(Dataset rows describing interfaces)
# # # # #
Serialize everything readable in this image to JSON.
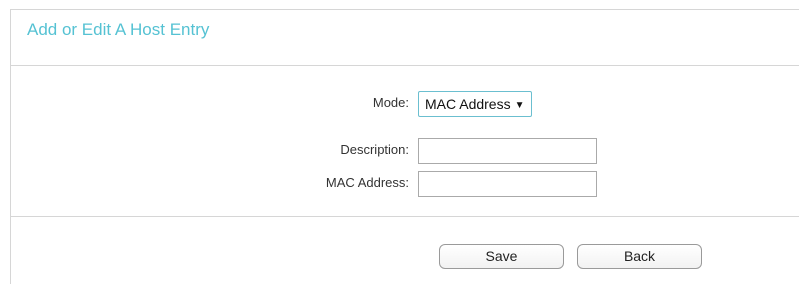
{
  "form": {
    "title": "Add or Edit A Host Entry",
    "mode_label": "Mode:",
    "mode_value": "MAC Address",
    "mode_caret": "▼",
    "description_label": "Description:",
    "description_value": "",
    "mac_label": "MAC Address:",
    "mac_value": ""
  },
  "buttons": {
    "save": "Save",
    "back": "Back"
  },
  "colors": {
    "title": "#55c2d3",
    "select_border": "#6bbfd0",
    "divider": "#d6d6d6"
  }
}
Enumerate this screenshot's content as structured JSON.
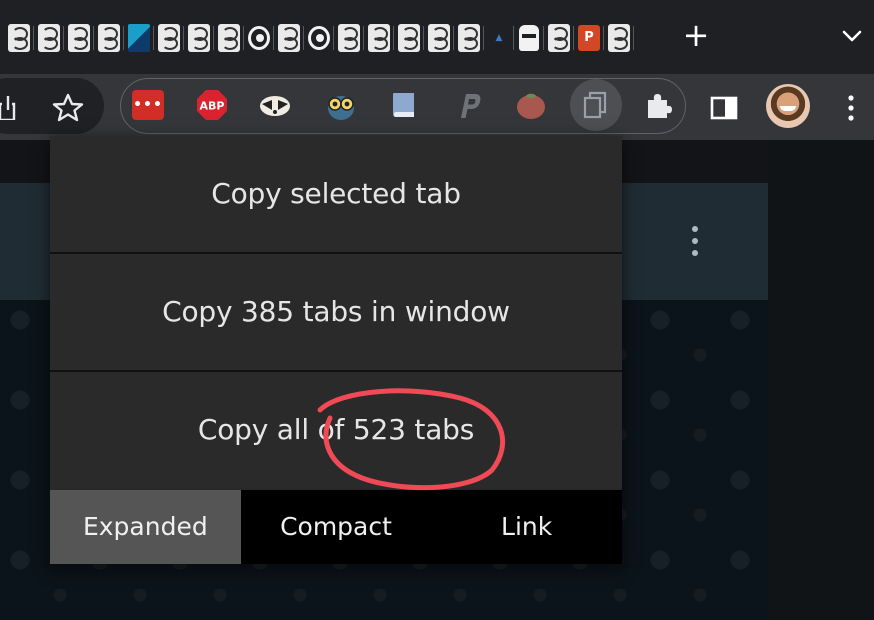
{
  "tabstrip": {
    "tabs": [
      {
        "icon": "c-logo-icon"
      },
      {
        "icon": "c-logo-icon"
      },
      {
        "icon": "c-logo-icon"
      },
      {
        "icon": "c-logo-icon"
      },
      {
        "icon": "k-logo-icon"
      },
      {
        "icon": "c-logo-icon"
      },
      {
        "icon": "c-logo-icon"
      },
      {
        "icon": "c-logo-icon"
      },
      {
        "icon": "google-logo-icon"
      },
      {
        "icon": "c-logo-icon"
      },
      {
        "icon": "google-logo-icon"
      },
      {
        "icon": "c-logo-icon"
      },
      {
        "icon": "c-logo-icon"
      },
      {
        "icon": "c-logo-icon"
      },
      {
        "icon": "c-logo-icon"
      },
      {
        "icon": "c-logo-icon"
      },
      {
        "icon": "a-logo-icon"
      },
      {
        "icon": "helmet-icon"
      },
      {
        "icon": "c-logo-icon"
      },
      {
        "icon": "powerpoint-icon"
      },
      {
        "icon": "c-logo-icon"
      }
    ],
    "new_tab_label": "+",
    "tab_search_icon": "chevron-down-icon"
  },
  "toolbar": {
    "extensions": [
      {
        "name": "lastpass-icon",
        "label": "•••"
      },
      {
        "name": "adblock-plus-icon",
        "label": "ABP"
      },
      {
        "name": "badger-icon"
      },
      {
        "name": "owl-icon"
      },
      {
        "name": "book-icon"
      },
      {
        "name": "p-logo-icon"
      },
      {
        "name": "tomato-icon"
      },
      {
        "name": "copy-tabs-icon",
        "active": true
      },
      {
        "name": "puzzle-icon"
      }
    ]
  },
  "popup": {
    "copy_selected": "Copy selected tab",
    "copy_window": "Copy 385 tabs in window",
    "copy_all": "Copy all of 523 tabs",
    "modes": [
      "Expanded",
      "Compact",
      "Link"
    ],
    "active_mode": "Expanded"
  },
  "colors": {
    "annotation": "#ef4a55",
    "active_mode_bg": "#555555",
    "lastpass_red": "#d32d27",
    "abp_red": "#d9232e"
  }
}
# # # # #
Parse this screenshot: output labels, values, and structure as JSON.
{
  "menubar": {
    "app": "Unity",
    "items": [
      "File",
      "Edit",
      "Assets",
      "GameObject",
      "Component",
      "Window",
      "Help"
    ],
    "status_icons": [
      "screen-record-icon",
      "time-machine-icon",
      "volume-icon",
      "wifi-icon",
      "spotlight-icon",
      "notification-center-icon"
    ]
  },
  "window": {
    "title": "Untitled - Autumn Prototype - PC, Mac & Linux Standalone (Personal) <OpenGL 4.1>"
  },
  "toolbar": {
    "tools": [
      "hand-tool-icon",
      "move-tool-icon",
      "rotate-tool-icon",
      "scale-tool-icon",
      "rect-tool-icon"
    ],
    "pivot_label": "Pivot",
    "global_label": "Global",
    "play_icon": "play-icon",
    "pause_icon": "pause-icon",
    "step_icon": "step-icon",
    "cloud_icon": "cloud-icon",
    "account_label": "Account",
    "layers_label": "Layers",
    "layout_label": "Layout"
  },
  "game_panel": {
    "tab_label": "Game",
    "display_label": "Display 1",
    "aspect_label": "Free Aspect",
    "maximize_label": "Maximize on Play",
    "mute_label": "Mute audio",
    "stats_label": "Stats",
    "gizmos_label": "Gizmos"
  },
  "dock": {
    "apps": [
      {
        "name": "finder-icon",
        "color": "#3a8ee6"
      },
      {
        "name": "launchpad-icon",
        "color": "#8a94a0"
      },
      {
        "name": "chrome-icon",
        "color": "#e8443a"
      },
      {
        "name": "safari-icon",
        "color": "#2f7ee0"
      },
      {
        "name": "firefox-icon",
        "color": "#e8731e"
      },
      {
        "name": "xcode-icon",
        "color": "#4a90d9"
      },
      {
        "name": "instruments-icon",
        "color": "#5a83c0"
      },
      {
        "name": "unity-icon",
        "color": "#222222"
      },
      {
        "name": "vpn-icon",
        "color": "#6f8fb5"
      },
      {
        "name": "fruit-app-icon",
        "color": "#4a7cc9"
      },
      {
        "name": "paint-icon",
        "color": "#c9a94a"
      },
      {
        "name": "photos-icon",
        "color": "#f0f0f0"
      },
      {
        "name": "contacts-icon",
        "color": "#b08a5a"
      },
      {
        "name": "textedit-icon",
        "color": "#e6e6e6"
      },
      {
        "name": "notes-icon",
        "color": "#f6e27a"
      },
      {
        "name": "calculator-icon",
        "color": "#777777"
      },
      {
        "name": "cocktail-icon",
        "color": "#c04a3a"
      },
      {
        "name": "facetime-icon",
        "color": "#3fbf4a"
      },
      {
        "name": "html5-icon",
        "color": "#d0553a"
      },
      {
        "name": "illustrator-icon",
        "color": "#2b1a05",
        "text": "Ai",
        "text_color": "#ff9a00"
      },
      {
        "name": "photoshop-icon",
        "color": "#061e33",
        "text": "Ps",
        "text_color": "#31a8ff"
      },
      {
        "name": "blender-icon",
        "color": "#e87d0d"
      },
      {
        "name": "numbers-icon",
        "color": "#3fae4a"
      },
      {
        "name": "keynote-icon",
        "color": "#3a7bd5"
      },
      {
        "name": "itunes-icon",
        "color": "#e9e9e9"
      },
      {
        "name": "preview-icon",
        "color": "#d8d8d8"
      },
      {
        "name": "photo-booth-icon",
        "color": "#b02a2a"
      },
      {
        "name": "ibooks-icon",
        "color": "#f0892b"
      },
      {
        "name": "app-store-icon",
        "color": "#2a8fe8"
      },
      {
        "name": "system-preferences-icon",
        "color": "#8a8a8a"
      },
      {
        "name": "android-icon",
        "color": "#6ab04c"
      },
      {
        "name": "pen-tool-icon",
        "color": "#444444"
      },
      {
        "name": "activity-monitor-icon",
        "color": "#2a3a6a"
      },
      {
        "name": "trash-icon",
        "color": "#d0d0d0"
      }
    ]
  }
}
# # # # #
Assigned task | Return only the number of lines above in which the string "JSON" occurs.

Task solution | 3